-- Work instructions --
Return, from the lines below, each one that includes the word "link".

(Data records for software interfaces)

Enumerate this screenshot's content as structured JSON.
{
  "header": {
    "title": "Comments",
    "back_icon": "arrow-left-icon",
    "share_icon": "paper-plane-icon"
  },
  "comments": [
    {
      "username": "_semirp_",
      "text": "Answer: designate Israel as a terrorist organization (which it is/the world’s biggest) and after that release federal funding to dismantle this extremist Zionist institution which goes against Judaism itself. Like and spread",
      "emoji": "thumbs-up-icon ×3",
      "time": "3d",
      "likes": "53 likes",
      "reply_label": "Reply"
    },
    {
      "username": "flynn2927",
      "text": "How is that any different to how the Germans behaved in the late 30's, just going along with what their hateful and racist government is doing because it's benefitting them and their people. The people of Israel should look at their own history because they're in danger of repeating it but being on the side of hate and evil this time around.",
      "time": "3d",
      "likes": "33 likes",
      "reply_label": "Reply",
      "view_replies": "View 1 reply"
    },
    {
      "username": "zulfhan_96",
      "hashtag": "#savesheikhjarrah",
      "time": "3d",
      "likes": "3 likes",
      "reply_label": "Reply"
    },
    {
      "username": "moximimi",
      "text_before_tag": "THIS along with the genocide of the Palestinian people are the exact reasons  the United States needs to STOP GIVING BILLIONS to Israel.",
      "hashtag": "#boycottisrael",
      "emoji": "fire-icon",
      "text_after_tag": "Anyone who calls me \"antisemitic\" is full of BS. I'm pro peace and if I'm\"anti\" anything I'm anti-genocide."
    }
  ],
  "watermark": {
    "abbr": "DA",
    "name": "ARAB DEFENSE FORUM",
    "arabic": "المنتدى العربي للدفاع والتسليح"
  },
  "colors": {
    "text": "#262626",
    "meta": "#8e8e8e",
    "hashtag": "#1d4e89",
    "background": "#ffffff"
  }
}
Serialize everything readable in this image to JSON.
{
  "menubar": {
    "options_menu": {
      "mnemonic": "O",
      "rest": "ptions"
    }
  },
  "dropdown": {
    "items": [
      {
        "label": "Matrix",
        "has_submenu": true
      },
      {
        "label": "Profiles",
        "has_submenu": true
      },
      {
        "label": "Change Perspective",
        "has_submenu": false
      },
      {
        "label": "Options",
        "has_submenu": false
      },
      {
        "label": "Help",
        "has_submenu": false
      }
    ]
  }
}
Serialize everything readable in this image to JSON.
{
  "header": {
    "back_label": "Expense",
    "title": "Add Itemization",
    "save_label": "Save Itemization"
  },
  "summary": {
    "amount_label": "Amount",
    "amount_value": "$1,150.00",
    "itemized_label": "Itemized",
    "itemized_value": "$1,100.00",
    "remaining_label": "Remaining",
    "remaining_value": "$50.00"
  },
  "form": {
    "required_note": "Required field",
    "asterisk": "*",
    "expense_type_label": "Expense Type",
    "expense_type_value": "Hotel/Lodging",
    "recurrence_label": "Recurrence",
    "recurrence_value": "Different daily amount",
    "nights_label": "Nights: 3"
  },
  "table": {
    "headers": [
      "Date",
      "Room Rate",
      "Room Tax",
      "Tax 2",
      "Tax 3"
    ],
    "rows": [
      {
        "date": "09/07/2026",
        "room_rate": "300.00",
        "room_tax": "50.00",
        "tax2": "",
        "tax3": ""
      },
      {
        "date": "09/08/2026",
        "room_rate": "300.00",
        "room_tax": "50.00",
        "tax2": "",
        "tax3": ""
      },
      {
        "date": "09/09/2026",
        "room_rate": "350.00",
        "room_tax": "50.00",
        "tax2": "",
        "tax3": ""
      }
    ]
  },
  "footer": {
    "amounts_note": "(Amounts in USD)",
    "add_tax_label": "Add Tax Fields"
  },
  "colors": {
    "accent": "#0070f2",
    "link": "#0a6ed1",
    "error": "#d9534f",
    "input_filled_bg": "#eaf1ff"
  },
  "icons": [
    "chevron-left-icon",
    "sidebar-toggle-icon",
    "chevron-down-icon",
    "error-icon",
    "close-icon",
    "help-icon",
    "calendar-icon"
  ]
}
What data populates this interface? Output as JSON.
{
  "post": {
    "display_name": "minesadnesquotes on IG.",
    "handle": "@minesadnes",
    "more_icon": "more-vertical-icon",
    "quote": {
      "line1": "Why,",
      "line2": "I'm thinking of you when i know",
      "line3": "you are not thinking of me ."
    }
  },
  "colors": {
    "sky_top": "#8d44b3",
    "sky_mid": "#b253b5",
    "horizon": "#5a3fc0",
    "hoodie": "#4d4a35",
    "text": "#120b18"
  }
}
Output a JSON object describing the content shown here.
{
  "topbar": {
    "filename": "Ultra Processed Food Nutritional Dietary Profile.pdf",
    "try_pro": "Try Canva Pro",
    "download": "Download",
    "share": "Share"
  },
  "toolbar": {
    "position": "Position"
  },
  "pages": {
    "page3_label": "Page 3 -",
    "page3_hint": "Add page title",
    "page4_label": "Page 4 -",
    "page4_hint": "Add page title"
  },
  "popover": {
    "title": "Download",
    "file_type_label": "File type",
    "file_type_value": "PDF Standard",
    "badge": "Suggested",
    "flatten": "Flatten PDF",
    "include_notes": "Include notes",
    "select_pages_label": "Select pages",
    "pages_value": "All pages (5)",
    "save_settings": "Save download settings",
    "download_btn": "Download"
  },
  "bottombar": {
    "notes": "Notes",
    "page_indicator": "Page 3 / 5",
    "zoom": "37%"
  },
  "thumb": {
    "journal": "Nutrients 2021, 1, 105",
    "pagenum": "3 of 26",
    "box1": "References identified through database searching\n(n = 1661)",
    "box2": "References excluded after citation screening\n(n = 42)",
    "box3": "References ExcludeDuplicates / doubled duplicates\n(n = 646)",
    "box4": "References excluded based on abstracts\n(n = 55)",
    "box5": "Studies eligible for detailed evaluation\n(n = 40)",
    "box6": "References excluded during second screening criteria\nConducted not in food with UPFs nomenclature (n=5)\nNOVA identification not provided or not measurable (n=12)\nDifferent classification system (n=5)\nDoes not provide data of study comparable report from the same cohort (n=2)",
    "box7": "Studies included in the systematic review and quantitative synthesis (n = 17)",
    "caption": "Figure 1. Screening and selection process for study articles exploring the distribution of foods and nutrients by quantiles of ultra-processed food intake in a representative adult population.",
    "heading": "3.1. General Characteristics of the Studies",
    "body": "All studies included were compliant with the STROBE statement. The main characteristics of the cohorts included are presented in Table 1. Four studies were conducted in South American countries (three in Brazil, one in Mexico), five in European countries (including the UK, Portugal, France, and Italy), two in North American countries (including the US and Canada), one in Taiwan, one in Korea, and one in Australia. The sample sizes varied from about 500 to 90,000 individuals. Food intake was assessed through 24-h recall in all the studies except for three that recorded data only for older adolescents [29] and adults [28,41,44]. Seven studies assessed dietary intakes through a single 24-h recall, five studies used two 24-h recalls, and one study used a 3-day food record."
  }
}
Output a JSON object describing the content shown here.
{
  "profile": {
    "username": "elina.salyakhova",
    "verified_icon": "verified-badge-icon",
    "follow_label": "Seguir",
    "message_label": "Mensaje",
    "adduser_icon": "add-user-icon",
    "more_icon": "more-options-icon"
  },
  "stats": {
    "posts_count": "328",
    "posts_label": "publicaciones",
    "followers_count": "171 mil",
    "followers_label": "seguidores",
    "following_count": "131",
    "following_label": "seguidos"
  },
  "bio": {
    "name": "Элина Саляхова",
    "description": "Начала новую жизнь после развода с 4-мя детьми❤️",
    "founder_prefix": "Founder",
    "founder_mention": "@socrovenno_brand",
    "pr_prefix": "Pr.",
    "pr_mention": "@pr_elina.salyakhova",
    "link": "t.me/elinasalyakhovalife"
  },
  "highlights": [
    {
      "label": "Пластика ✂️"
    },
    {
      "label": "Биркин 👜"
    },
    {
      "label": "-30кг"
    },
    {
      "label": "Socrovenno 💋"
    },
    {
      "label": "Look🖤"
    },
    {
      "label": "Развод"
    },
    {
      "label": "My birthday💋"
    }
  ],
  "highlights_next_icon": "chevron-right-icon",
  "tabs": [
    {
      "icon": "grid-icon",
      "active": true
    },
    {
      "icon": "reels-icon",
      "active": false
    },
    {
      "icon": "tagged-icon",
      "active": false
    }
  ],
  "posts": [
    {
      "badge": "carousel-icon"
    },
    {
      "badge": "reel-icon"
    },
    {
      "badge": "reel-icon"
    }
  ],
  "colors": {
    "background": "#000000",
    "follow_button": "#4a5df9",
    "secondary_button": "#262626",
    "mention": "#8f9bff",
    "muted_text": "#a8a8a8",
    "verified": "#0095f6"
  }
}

-- Final answer --
    "link": "#0a6ed1",
    "link": "t.me/elinasalyakhovalife"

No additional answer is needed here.